The Devil's picture

Manufacturing bullshit isn"t enough?

Global Hunter's picture

In Canada we are past "worst since Lehman" and now at "worst since records began".  We can still arrogantly brag that our banking system is superior to everybody else's and we are all good.

edit: I don't know how many Canadians I have met that earnestly tell me and believe that our banking system is different due to our fantastic government regulations.

Chris P's picture

See how the new leader for Canada works out. Should be Obama up north 

Free_Spirit's picture

dunno,  canada had the sense to ditch toxic Harper , so many there's some hope,  after all the damage he did is undone of course. 

Bopper09's picture

People here have been nurtured and clueless for far too long.  Out west, the attitude has always been 'but it never happens to us'.  Well, yes it can happen to us.  How many countless times I've heard from some fucking brainwashed retard 'but they do the jobs the rest of us don't want to do'. 

Government needs you to pay taxes's picture

Surely there is some massive .gov intervention involving deficit spending and incremental tyranny that can, even now, enrich the 1%ers whilst casting the illusion of paper wealth creation!!!

Silverhog's picture

Shitty news has to get in line now.
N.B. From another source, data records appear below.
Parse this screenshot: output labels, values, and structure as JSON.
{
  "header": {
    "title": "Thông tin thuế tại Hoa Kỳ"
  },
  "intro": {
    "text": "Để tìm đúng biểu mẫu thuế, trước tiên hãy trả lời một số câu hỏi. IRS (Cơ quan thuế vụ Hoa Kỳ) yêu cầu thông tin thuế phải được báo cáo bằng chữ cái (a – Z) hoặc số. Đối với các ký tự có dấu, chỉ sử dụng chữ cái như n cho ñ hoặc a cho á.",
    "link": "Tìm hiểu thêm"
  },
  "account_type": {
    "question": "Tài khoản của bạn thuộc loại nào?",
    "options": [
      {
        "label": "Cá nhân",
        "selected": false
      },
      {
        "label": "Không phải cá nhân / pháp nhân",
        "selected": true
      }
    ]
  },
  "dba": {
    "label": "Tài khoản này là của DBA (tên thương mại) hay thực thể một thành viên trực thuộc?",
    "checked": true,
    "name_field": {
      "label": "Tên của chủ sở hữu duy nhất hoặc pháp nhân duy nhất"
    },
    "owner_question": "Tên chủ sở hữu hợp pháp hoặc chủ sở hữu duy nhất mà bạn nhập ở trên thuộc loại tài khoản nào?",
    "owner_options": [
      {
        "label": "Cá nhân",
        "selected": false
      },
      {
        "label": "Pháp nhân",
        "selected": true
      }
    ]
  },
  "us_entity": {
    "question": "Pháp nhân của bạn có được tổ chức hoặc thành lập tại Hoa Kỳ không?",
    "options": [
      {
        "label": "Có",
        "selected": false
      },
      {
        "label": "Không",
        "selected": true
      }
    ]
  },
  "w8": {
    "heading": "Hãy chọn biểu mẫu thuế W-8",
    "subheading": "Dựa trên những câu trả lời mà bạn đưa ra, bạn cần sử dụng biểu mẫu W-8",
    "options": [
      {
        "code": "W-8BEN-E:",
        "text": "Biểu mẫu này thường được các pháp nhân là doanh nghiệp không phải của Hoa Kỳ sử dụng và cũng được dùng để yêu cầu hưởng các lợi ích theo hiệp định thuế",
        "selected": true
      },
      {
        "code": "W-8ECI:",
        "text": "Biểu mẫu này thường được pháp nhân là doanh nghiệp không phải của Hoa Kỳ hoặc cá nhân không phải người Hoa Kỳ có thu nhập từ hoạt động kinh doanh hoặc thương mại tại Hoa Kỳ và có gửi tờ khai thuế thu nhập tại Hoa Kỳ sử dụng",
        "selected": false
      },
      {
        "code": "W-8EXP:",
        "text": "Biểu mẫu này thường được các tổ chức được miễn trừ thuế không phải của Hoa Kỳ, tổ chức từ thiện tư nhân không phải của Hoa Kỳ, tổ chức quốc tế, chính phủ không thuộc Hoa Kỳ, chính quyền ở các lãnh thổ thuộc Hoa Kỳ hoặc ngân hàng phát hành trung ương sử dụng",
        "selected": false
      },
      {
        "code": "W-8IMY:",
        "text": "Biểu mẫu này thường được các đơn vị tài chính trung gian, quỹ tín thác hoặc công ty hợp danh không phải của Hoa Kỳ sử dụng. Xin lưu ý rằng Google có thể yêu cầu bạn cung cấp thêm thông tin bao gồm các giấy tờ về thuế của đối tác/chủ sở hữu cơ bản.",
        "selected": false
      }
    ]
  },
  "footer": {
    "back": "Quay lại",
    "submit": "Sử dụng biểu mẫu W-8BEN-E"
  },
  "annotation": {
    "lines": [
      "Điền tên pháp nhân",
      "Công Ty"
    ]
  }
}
Hard to choose which one to read first. 

The Ram's picture

Ah yes, reality slowly emerges.  No place to hide in 2016.  The field of dreams starts to disappear...slowly at first, then more rapidly.

Rathmullan's picture
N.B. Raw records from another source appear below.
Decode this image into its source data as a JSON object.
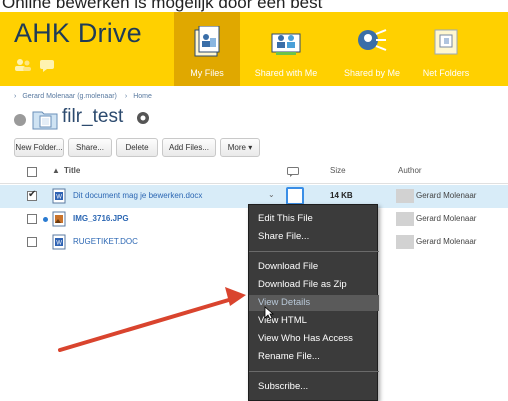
{
  "caption": "Online bewerken is mogelijk door een best",
  "header": {
    "app_title": "AHK Drive",
    "tabs": [
      {
        "label": "My Files",
        "icon": "my-files-icon",
        "active": true
      },
      {
        "label": "Shared with Me",
        "icon": "shared-with-me-icon",
        "active": false
      },
      {
        "label": "Shared by Me",
        "icon": "shared-by-me-icon",
        "active": false
      },
      {
        "label": "Net Folders",
        "icon": "net-folders-icon",
        "active": false
      }
    ]
  },
  "breadcrumb": {
    "items": [
      "Gerard Molenaar (g.molenaar)",
      "Home"
    ]
  },
  "folder": {
    "title": "filr_test"
  },
  "toolbar": {
    "new_folder": "New Folder...",
    "share": "Share...",
    "delete": "Delete",
    "add_files": "Add Files...",
    "more": "More ▾"
  },
  "table": {
    "columns": {
      "title": "Title",
      "size": "Size",
      "author": "Author"
    },
    "rows": [
      {
        "name": "Dit document mag je bewerken.docx",
        "size": "14 KB",
        "author": "Gerard Molenaar",
        "checked": true,
        "selected": true
      },
      {
        "name": "IMG_3716.JPG",
        "size": "",
        "author": "Gerard Molenaar",
        "checked": false,
        "selected": false
      },
      {
        "name": "RUGETIKET.DOC",
        "size": "",
        "author": "Gerard Molenaar",
        "checked": false,
        "selected": false
      }
    ]
  },
  "context_menu": {
    "items": [
      "Edit This File",
      "Share File...",
      "Download File",
      "Download File as Zip",
      "View Details",
      "View HTML",
      "View Who Has Access",
      "Rename File...",
      "Subscribe..."
    ],
    "hovered": "View Details"
  },
  "colors": {
    "header_bg": "#ffd000",
    "active_tab": "#e0a800",
    "title_blue": "#1f3b57",
    "link_blue": "#2c67b3",
    "selected_row": "#d8ecf8",
    "menu_bg": "#3b3b3b",
    "annotation_arrow": "#d9442e"
  }
}
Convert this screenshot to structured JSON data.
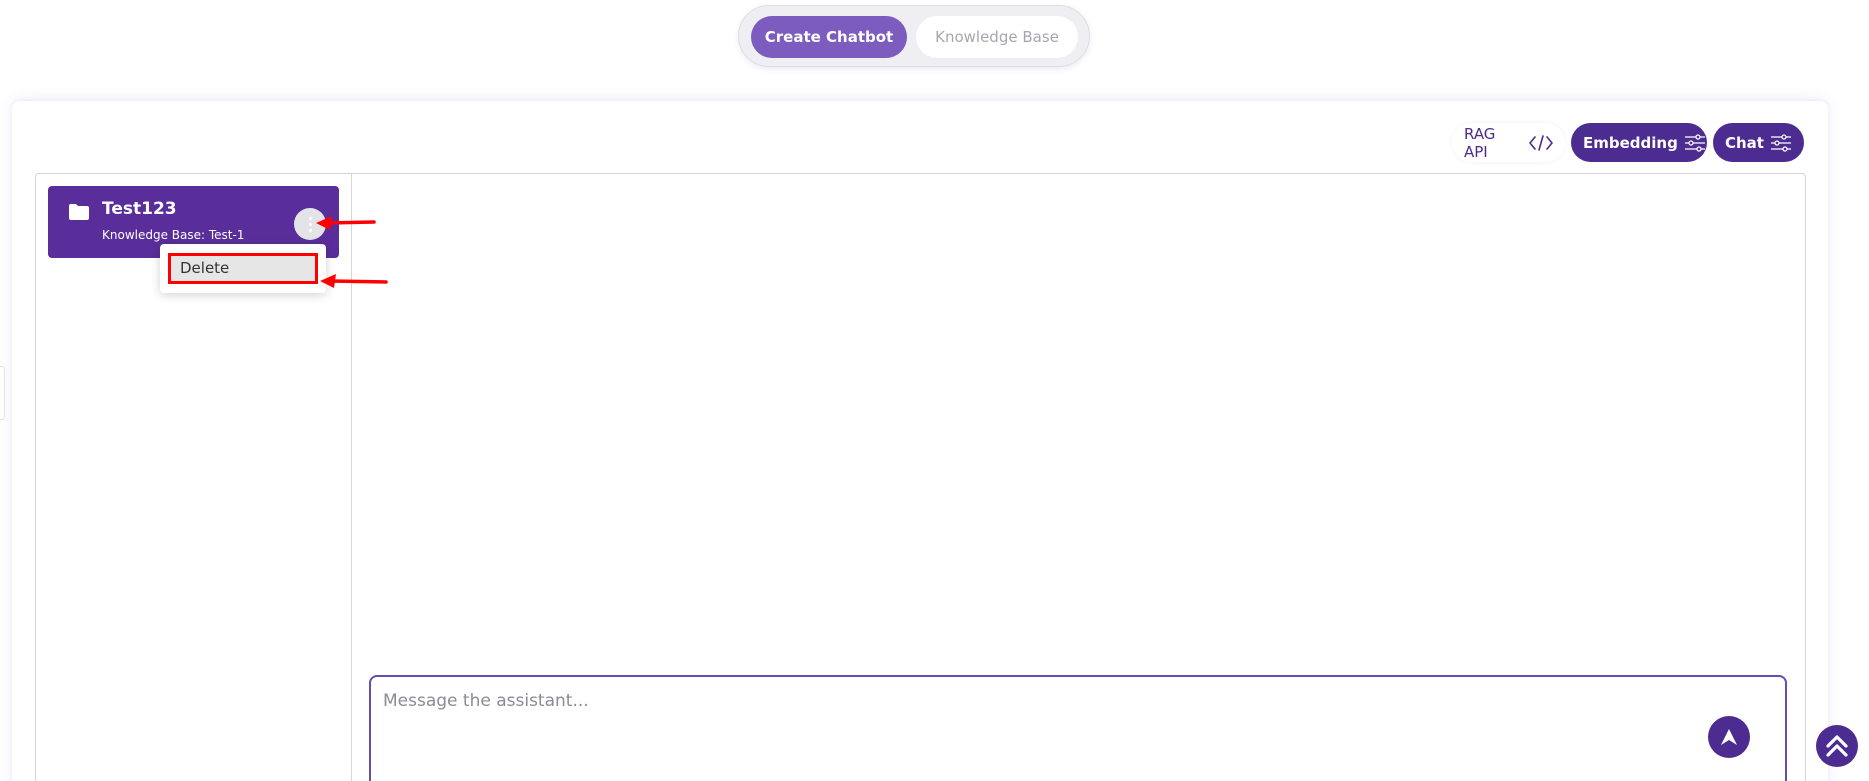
{
  "top_tabs": {
    "create_chatbot": "Create Chatbot",
    "knowledge_base": "Knowledge Base"
  },
  "toolbar": {
    "rag_api": "RAG API",
    "embedding": "Embedding",
    "chat": "Chat"
  },
  "chatbot_card": {
    "name": "Test123",
    "knowledge_base": "Knowledge Base: Test-1"
  },
  "context_menu": {
    "delete": "Delete"
  },
  "composer": {
    "placeholder": "Message the assistant..."
  },
  "colors": {
    "primary": "#4d2c91",
    "accent": "#7c5cbf",
    "annotation": "#ff0000"
  }
}
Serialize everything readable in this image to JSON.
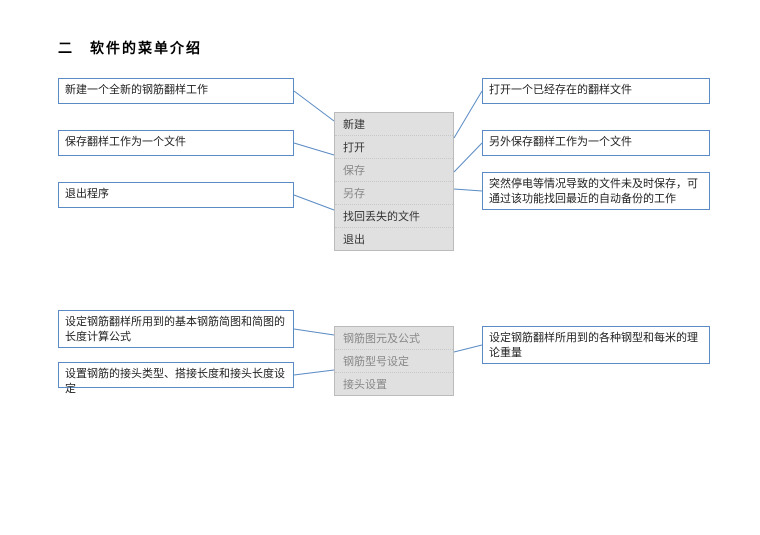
{
  "title": "二　软件的菜单介绍",
  "group1": {
    "menu": {
      "items": [
        {
          "label": "新建",
          "dim": false
        },
        {
          "label": "打开",
          "dim": false
        },
        {
          "label": "保存",
          "dim": true
        },
        {
          "label": "另存",
          "dim": true
        },
        {
          "label": "找回丢失的文件",
          "dim": false
        },
        {
          "label": "退出",
          "dim": false
        }
      ]
    },
    "left": [
      {
        "text": "新建一个全新的钢筋翻样工作"
      },
      {
        "text": "保存翻样工作为一个文件"
      },
      {
        "text": "退出程序"
      }
    ],
    "right": [
      {
        "text": "打开一个已经存在的翻样文件"
      },
      {
        "text": "另外保存翻样工作为一个文件"
      },
      {
        "text": "突然停电等情况导致的文件未及时保存，可通过该功能找回最近的自动备份的工作"
      }
    ]
  },
  "group2": {
    "menu": {
      "items": [
        {
          "label": "钢筋图元及公式",
          "dim": true
        },
        {
          "label": "钢筋型号设定",
          "dim": true
        },
        {
          "label": "接头设置",
          "dim": true
        }
      ]
    },
    "left": [
      {
        "text": "设定钢筋翻样所用到的基本钢筋简图和简图的长度计算公式"
      },
      {
        "text": "设置钢筋的接头类型、搭接长度和接头长度设定"
      }
    ],
    "right": [
      {
        "text": "设定钢筋翻样所用到的各种钢型和每米的理论重量"
      }
    ]
  }
}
But for today in the US markets a handful of traders are going to play tug o' war with S&P 2,000 as the center mark because big round numbers are the only valuation bechmarks they have left given the market detached from reality based on fundamentals several years ago. All central banker jabberwock.
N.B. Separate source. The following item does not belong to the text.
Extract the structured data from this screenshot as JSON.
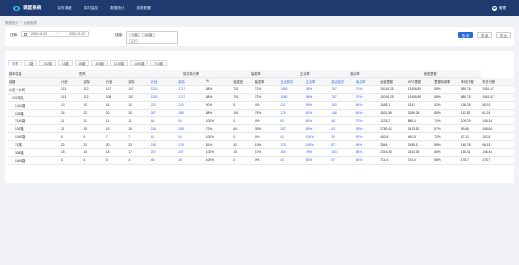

chickadee's picture

Crude oil production is THREE PERCENT of Canadian GDP. Read it yourself:

It is only 14% of exports.

The problem in Canada is the Cassandra Central Banker Stephen Poloz continually talking the loonie lower with every negative comment he can think of. Does he realize that it's not good for investor confidence?

Lady Jessica's picture

He's herding investors into Canadian government bonds, the best performing in the G7 in 2015.

katchum's picture

That's what I said, which idiot hikes rates when the M1 money supply is shrinking.

Lady Jessica's picture

M1 ain't shrinking:

And can't until liquidity actually starts to be drained.


Glass Seagull's picture




The solution to the problem is obvious:

America needs moar seasonality, bruh!



nakki's picture

Thank God we don't manufacture anything but weapons of mass destruction or else we might be in real trouble. 17 trillion dollar economy (GDP) with a whopping 1.6 trillion coming from manufacturing. QE 4 will take care of that in the first year alone (150 billion a month).

On the plus side we still have another 35 years on the war on terror and with Hillary or Trump (or for that matter any other warmongering puppet that sits in the WH) taking care of isis, the house of Saud and Iran ratcheting it up and China and Japan about to go at it, WWIII will surely save the worlds economy.

All hail our banking overlords, its their world, everyone else is just part of the scenery.

derailedcapitalism's picture

Things north of the border have been insane (things look weak). I doubt a weakened currency will be enough to save manufacturing in Canada. With quantitative easing coming to an end, it's hard to see what will kick start the economy...

More rate hikes? I really doubt it at this point.


Car Accident Lawyer Toronto

silverer's picture

Gartman... where's Gartman?